Mad, crazy thanks to Max Page and Sanjay Arwade from UMass’ Architecture and Civil and Environmental Engineering Departments for putting together my jointly-sponsored lecture there last night. A good crowd, good discussion before and afterwards, and a tour of Massachusetts’ only Frank Lloyd Wright house thrown in (most people, when they go to Amherst, see Emily Dickinson’s house. Not me…).
UMass is known for its collection of postwar architecture–“brutalist,” sure, but it’s a particularly fine collection of work by architects like Breuer, Stubbins, and Roche all on their best behavior. I stayed in the Breuer building, part of which is the University’s hotel, which was a genuine treat–all gorgeous concrete, mostly still exposed even after some renovations to warm the thing up. The building has a large meeting hall that features a UNESCO-like folded plate roof, which naturally led us to talk about the influence of Nervi and Breuer on one another.

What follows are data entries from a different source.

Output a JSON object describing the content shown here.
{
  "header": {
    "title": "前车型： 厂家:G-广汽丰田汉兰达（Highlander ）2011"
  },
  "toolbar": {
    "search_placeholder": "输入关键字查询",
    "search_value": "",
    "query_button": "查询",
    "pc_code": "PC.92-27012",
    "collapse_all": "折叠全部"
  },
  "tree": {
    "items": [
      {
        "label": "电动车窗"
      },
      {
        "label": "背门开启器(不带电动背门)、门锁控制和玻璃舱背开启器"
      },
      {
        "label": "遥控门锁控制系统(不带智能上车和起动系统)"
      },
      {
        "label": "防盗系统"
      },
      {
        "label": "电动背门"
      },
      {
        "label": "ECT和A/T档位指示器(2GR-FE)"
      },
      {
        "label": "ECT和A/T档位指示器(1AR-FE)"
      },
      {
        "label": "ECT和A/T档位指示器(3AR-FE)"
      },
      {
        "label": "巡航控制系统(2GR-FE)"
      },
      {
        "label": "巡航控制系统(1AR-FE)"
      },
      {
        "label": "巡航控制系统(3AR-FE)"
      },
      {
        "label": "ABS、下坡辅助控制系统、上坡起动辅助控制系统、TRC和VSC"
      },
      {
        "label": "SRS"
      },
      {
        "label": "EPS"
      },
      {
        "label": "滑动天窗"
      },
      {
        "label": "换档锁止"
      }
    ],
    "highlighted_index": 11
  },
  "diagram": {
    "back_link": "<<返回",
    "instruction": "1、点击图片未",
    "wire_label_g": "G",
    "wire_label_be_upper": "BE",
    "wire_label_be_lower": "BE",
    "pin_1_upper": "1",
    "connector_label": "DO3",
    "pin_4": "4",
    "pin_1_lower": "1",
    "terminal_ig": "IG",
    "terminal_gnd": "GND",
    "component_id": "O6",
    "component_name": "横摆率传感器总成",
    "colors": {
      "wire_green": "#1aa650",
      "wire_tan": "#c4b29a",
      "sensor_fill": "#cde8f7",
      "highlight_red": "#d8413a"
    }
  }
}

As I’ve suggested before, I think there was a billiard ball effect when these two met–both careers were forever changed by that project, and UMass shows Breuer’s Nervi-inspired love of sculptural, maybe “neb-structural’ concrete.

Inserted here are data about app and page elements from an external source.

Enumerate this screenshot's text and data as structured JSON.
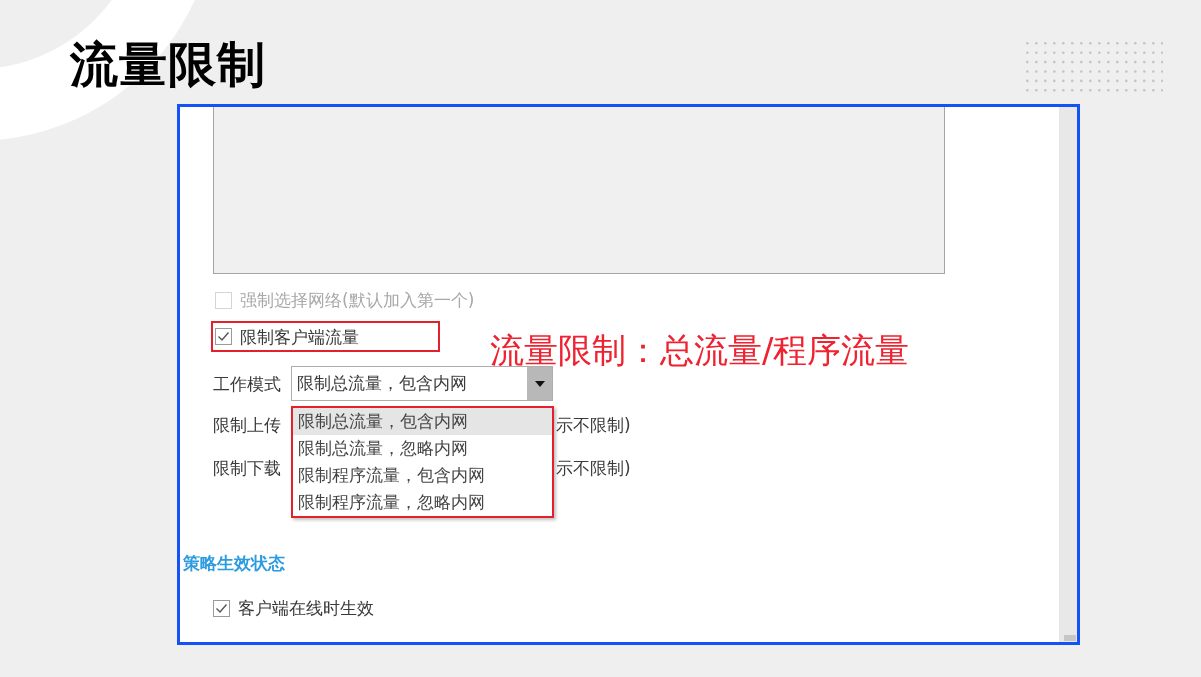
{
  "slide": {
    "title": "流量限制"
  },
  "panel": {
    "options": [
      {
        "label": "强制选择网络(默认加入第一个)",
        "checked": false,
        "disabled": true,
        "highlighted": false
      },
      {
        "label": "限制客户端流量",
        "checked": true,
        "disabled": false,
        "highlighted": true
      }
    ],
    "annotation": "流量限制：总流量/程序流量",
    "work_mode": {
      "label": "工作模式",
      "value": "限制总流量，包含内网",
      "expanded": true,
      "highlighted": true,
      "options": [
        {
          "label": "限制总流量，包含内网",
          "selected": true
        },
        {
          "label": "限制总流量，忽略内网",
          "selected": false
        },
        {
          "label": "限制程序流量，包含内网",
          "selected": false
        },
        {
          "label": "限制程序流量，忽略内网",
          "selected": false
        }
      ]
    },
    "limit_rows": [
      {
        "label": "限制上传",
        "hint": "示不限制)"
      },
      {
        "label": "限制下载",
        "hint": "示不限制)"
      }
    ],
    "status_section": {
      "title": "策略生效状态",
      "options": [
        {
          "label": "客户端在线时生效",
          "checked": true
        }
      ]
    }
  }
}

And facing Breuer across the quad-like pond is 500+ feet of Kevin Roche at his best in the mid-1970s. The Architecture department is one of several housed in this gargantuan but really humane building, a monument of exposed concrete with a single line of studios marked by the north-facing skylight up above. A simple move, but one that recalls colonnades and cornices, pediments and arcades without being too explicit. Uh, that Ed Stone library in the background? OK, you can ignore that one.

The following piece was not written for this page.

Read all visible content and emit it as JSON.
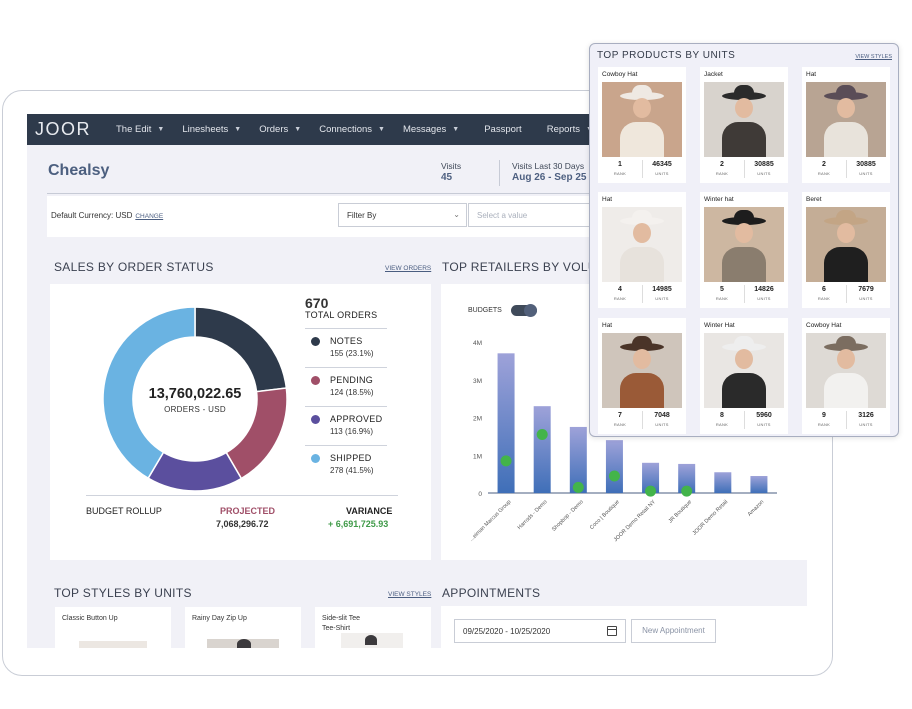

Fun few days. Back to Iowa tonight, lecturing tomorrow at 5:30 at Simpson College on the history of the State Fair buildings with other historians and photographers. A change of gears, to be sure…